Founded by Salman Rushdie, Esther Allen, and Michael Roberts in response to the xenophobia and nationalism that swelled after the September 11th bombings, its stated purpose is to broaden the dialogue between the U.S. and the world, an idea that has never been more urgent or relevant.
“We very much wanted a festival that responds to the times,” said PEN World Voices Senior Director Chip Rolley. “Resistance permeates the culture, both here in the US and around the world. And literature is always a reflection of the culture that produces it,” he explains about this year’s overarching theme.
Some of this years timely panels include “Where Do We Go From Here?,” an examination of race and social justice with writers Jelani Cobb, Nikole Hannah-Jones, and Gregory Parlo, to a discussion of what it means to be American now with acclaimed poet and musician Joy Harjo and writers Francisco Cantú and Sarah Gerard (moderated by Lesley Nneka Arimah). But ultimately, the success of the Festival relies on what the audience takes away.
“We really hope our theme and our programming this year sparks ideas and conversations about where we go next as a society. Resistance is necessary, but it’s not enough,” continued Reading. “We must rethink and re-imagine how we can make a better world. Who better to do this than the writers, whom we always turn to for their imaginative power and creativity?”
The Festival continues through this weekend and will end with the annual “Arthur Miller Freedom to Write Lecture,” which this year features Secretary Hillary Rodham Clinton, in conversation with celebrated Nigerian author Chimamanda Ngozi Adichie, discussing the critical importance of free speech in sustaining a healthy democracy. We can’t imagine a better way to celebrate the continued need for powerful writing, and words themselves, in these uncertain, tumultuous times.

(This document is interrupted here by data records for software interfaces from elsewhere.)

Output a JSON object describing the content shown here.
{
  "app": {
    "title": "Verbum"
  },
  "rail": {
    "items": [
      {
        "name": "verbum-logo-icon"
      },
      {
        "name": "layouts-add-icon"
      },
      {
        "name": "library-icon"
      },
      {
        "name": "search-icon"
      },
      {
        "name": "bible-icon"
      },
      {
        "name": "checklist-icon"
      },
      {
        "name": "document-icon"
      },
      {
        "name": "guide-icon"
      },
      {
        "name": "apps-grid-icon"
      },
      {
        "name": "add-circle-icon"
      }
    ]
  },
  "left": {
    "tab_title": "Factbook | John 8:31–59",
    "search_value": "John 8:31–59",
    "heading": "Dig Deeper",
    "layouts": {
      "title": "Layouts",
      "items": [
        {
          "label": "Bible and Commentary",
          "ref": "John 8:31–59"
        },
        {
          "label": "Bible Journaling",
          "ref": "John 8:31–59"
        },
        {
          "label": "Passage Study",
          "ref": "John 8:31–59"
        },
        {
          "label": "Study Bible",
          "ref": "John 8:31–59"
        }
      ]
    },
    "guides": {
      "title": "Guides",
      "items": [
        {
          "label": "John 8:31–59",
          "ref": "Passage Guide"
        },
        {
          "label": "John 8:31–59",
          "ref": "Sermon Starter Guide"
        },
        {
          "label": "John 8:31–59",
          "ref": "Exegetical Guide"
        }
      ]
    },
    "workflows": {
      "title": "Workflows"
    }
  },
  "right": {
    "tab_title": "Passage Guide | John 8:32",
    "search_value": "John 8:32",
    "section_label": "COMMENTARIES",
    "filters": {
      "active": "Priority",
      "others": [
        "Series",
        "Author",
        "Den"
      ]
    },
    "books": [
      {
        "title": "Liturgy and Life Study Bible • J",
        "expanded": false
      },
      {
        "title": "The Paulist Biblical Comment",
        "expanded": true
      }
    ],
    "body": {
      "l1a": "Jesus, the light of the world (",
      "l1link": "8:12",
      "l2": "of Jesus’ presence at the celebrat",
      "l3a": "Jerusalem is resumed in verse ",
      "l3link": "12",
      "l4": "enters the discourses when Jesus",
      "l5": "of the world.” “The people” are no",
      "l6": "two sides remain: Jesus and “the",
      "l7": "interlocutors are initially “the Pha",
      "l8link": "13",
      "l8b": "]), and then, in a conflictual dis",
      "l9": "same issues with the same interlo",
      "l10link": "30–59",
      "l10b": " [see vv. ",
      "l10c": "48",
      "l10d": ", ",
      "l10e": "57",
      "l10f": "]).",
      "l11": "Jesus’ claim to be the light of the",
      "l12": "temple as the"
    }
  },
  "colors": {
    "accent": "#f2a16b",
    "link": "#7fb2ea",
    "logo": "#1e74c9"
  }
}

The PEN World Voices Festival is ongoing through Sunday. For tickets and schedule visit worldvoices.pen.org.